The exclusive 10-year crude oil shipment contract for the three national refineries explains why the Shipping Policy announced by the government about six years ago failed to attract new shipping companies. PAGE highlighted the plight of an investor ready to make substantial invest in the shipping sector who had to shelf his plan because he said that ěthe ten year exclusive contract to the PNSC for the shipment of crude oil to the three national refineriesî just leave no business available for him.

The expected induction of two Aframax oil tankers this year clearly shows that PNSCís fleet replacement and acquisition plan primarily revolves around crude oil segment of the shipping vessel with little priority given to dry and container segment of the business. PNSC aims to improve its performance by solely focusing on the crude oil cargo thereby heading towards a loop-sided growth by leaving the dry, bulk and containerized cargoes open to the foreign shipping companies.
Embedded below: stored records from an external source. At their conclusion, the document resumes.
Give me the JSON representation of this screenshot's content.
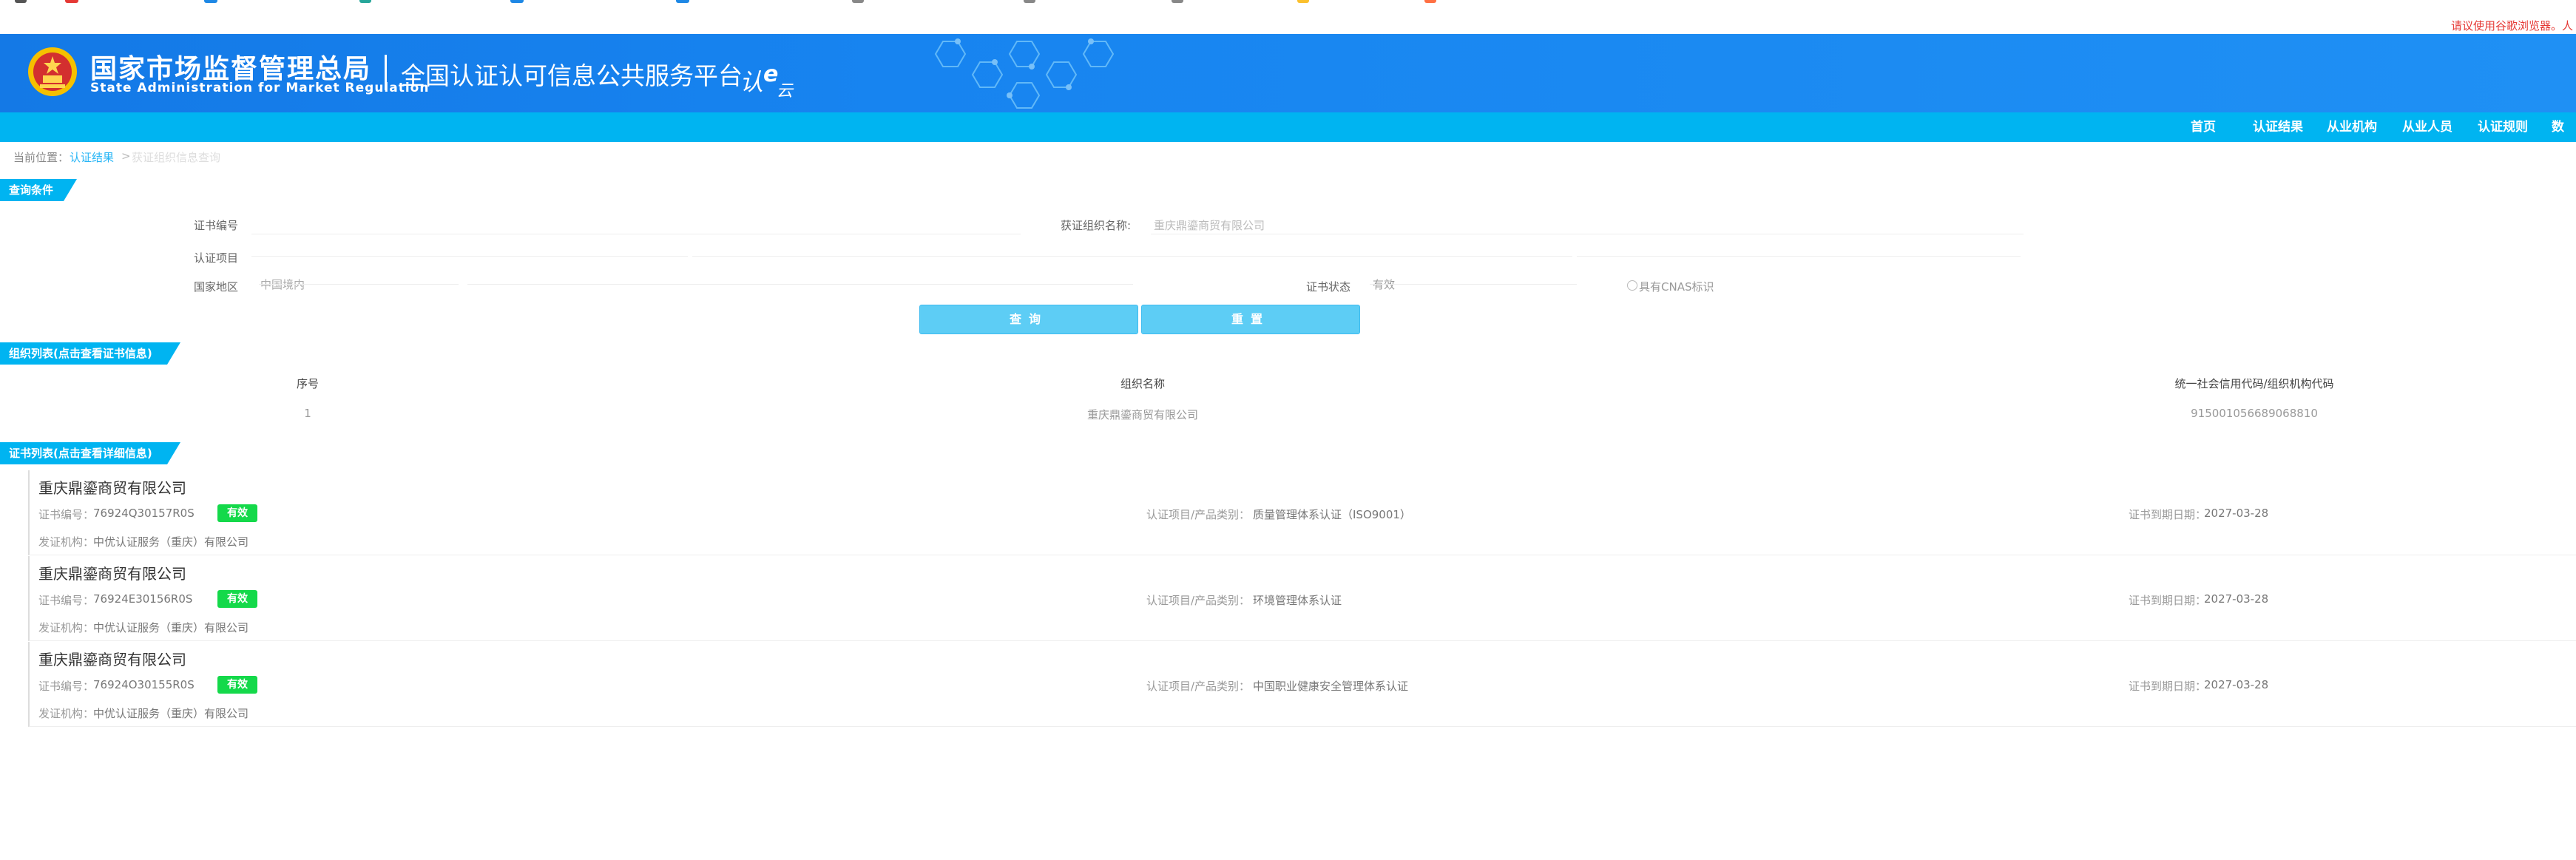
{
  "header": {
    "agency_cn": "国家市场监督管理总局",
    "agency_en": "State Administration  for  Market Regulation",
    "platform_title": "全国认证认可信息公共服务平台",
    "logo_text": "认e云",
    "tip": "请议使用谷歌浏览器。人"
  },
  "nav": {
    "items": [
      "首页",
      "认证结果",
      "从业机构",
      "从业人员",
      "认证规则",
      "数据"
    ]
  },
  "breadcrumb": {
    "prefix": "当前位置：",
    "link": "认证结果",
    "sep": ">",
    "current": "获证组织信息查询"
  },
  "query": {
    "tab_label": "查询条件",
    "cert_no_label": "证书编号",
    "org_name_label": "获证组织名称:",
    "org_name_value": "重庆鼎鎏商贸有限公司",
    "cert_item_label": "认证项目",
    "region_label": "国家地区",
    "region_value": "中国境内",
    "status_label": "证书状态",
    "status_value": "有效",
    "cnas_label": "具有CNAS标识",
    "search_button": "查询",
    "reset_button": "重置"
  },
  "org_list": {
    "tab_label": "组织列表(点击查看证书信息)",
    "columns": [
      "序号",
      "组织名称",
      "统一社会信用代码/组织机构代码"
    ],
    "rows": [
      [
        "1",
        "重庆鼎鎏商贸有限公司",
        "915001056689068810"
      ]
    ]
  },
  "cert_list": {
    "tab_label": "证书列表(点击查看详细信息)",
    "cert_no_prefix": "证书编号：",
    "item_prefix": "认证项目/产品类别：",
    "expiry_prefix": "证书到期日期：",
    "issuer_prefix": "发证机构：",
    "items": [
      {
        "org": "重庆鼎鎏商贸有限公司",
        "cert_no": "76924Q30157R0S",
        "status": "有效",
        "item": "质量管理体系认证（ISO9001）",
        "expiry": "2027-03-28",
        "issuer": "中优认证服务（重庆）有限公司"
      },
      {
        "org": "重庆鼎鎏商贸有限公司",
        "cert_no": "76924E30156R0S",
        "status": "有效",
        "item": "环境管理体系认证",
        "expiry": "2027-03-28",
        "issuer": "中优认证服务（重庆）有限公司"
      },
      {
        "org": "重庆鼎鎏商贸有限公司",
        "cert_no": "76924O30155R0S",
        "status": "有效",
        "item": "中国职业健康安全管理体系认证",
        "expiry": "2027-03-28",
        "issuer": "中优认证服务（重庆）有限公司"
      }
    ]
  },
  "colors": {
    "header_blue": "#1784f0",
    "nav_cyan": "#00b4f1",
    "button_cyan": "#5dcdf5",
    "status_green": "#14d94a",
    "tip_red": "#e53935",
    "link_cyan": "#29b6f6"
  }
}
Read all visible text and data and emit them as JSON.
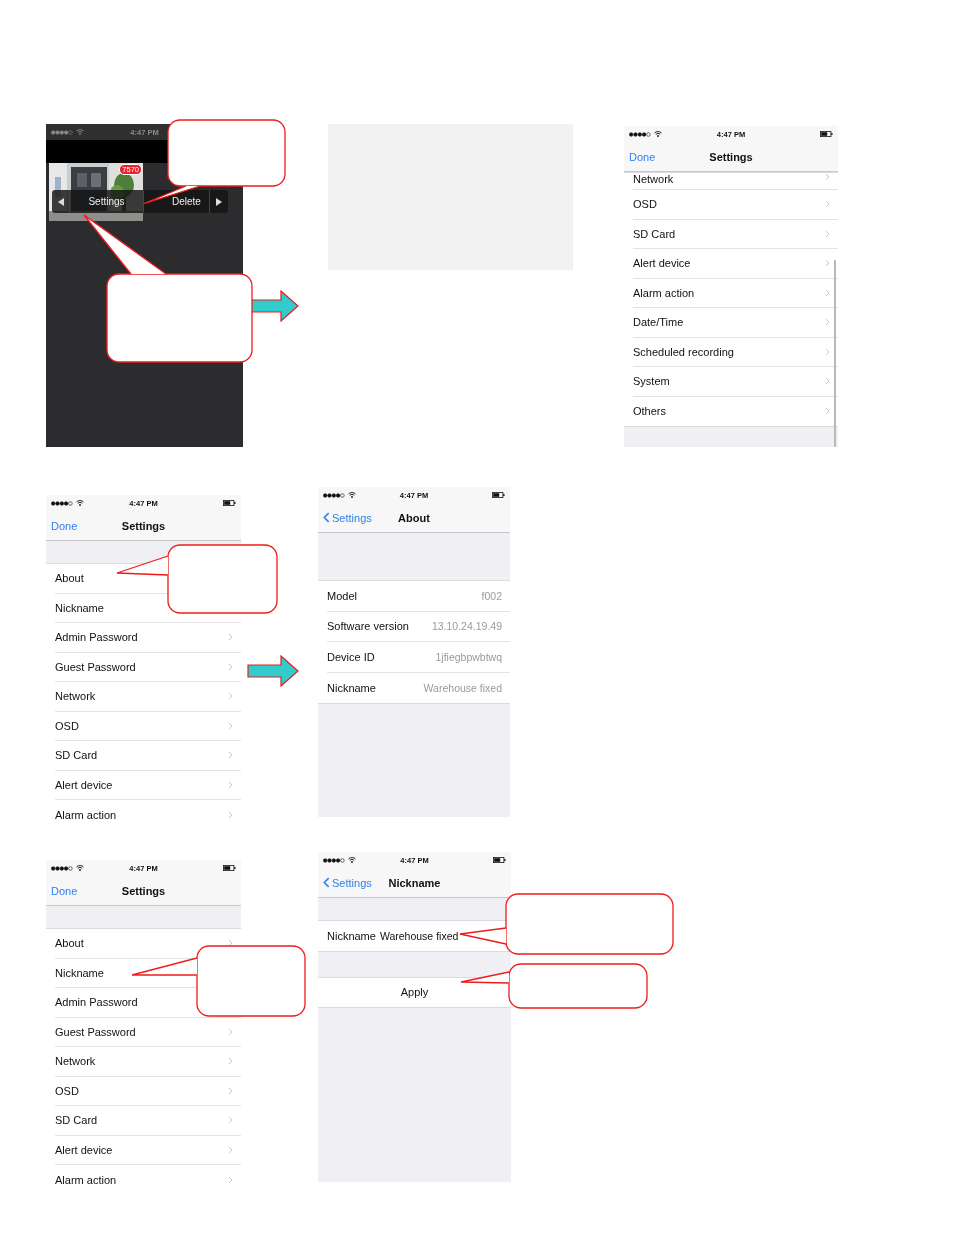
{
  "rows": [
    {
      "figures": [
        {
          "kind": "camera_screen",
          "status_bar": {
            "time": "4:47 PM"
          },
          "camera": {
            "kind": "picture",
            "badge": "7570"
          },
          "actions": [
            "Settings",
            "Delete"
          ]
        },
        {
          "kind": "arrow"
        },
        {
          "kind": "blank"
        },
        {
          "kind": "settings_screen",
          "scrolled": true,
          "status_bar": {
            "time": "4:47 PM",
            "battery": true
          },
          "nav": {
            "left": "Done",
            "back": false,
            "title": "Settings"
          },
          "sections": [
            [
              {
                "kind": "link",
                "label": "Network",
                "chevron": true
              },
              {
                "kind": "link",
                "label": "OSD",
                "chevron": true
              },
              {
                "kind": "link",
                "label": "SD Card",
                "chevron": true
              },
              {
                "kind": "link",
                "label": "Alert device",
                "chevron": true
              },
              {
                "kind": "link",
                "label": "Alarm action",
                "chevron": true
              },
              {
                "kind": "link",
                "label": "Date/Time",
                "chevron": true
              },
              {
                "kind": "link",
                "label": "Scheduled recording",
                "chevron": true
              },
              {
                "kind": "link",
                "label": "System",
                "chevron": true
              },
              {
                "kind": "link",
                "label": "Others",
                "chevron": true
              }
            ]
          ]
        }
      ]
    },
    {
      "figures": [
        {
          "kind": "settings_screen",
          "scrolled": false,
          "status_bar": {
            "time": "4:47 PM",
            "battery": true
          },
          "nav": {
            "left": "Done",
            "back": false,
            "title": "Settings"
          },
          "sections": [
            [
              {
                "kind": "link",
                "label": "About",
                "chevron": false
              },
              {
                "kind": "link",
                "label": "Nickname",
                "chevron": false
              },
              {
                "kind": "link",
                "label": "Admin Password",
                "chevron": true
              },
              {
                "kind": "link",
                "label": "Guest Password",
                "chevron": true
              },
              {
                "kind": "link",
                "label": "Network",
                "chevron": true
              },
              {
                "kind": "link",
                "label": "OSD",
                "chevron": true
              },
              {
                "kind": "link",
                "label": "SD Card",
                "chevron": true
              },
              {
                "kind": "link",
                "label": "Alert device",
                "chevron": true
              },
              {
                "kind": "link",
                "label": "Alarm action",
                "chevron": true
              }
            ]
          ]
        },
        {
          "kind": "arrow"
        },
        {
          "kind": "settings_screen",
          "scrolled": false,
          "status_bar": {
            "time": "4:47 PM",
            "battery": true
          },
          "nav": {
            "left": "Settings",
            "back": true,
            "title": "About"
          },
          "sections": [
            [
              {
                "kind": "detail",
                "label": "Model",
                "value": "f002"
              },
              {
                "kind": "detail",
                "label": "Software version",
                "value": "13.10.24.19.49"
              },
              {
                "kind": "detail",
                "label": "Device ID",
                "value": "1jfiegbpwbtwq"
              },
              {
                "kind": "detail",
                "label": "Nickname",
                "value": "Warehouse fixed"
              }
            ]
          ]
        }
      ]
    },
    {
      "figures": [
        {
          "kind": "settings_screen",
          "scrolled": false,
          "status_bar": {
            "time": "4:47 PM",
            "battery": true
          },
          "nav": {
            "left": "Done",
            "back": false,
            "title": "Settings"
          },
          "sections": [
            [
              {
                "kind": "link",
                "label": "About",
                "chevron": true
              },
              {
                "kind": "link",
                "label": "Nickname",
                "chevron": false
              },
              {
                "kind": "link",
                "label": "Admin Password",
                "chevron": false
              },
              {
                "kind": "link",
                "label": "Guest Password",
                "chevron": true
              },
              {
                "kind": "link",
                "label": "Network",
                "chevron": true
              },
              {
                "kind": "link",
                "label": "OSD",
                "chevron": true
              },
              {
                "kind": "link",
                "label": "SD Card",
                "chevron": true
              },
              {
                "kind": "link",
                "label": "Alert device",
                "chevron": true
              },
              {
                "kind": "link",
                "label": "Alarm action",
                "chevron": true
              }
            ]
          ]
        },
        {
          "kind": "settings_screen",
          "scrolled": false,
          "status_bar": {
            "time": "4:47 PM",
            "battery": true
          },
          "nav": {
            "left": "Settings",
            "back": true,
            "title": "Nickname"
          },
          "sections": [
            [
              {
                "kind": "field",
                "label": "Nickname",
                "value": "Warehouse fixed"
              }
            ],
            [
              {
                "kind": "button",
                "label": "Apply"
              }
            ]
          ]
        }
      ]
    }
  ]
}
It is time for the PNSC to also focus on improving the health of its dry, bulk and container fleet that forms a major portion of its fleet. It should induct bulk and container vessels to help lessen the countryís dependence on foreign shipping companies that keep on lifting a large portion of dry, bulk and container cargoes that is costing the country billion of dollars annually- an expense which is second only to defence expenditure. In the long run, PNSC would be better off without the loop-sided growth driven mainly by crude oil business which contribute the bulk of revenue to the PNSC but does not help lessen countryís dependence on foreign shipping companies for the lifting of non-liquid cargoes.

PNSC used to have 71 large ocean going vessels in 1971. The failure to induct fresh tonnage and lack of vessel acquisition and replacement plans over the years has cut the size of its fleet by almost one-fifth to 15 vessels presently. It has not inducted any new vessels in the last three decades and has only acquired used containers and oil tankers to sit on a fleet that is long past its economic life. It has managed to increase its share in crude oil business but its share in the overall dry, bulk and container cargoes still remain low. It seems to be solely focusing on the crude oil segment of the business with little or no attention paid to dry cargo business. Itís time for the PNSC to start paying attention to the vast dry cargo segment of the business the bulk of which is being lifted by foreign shipping companies at a big cost to national economy.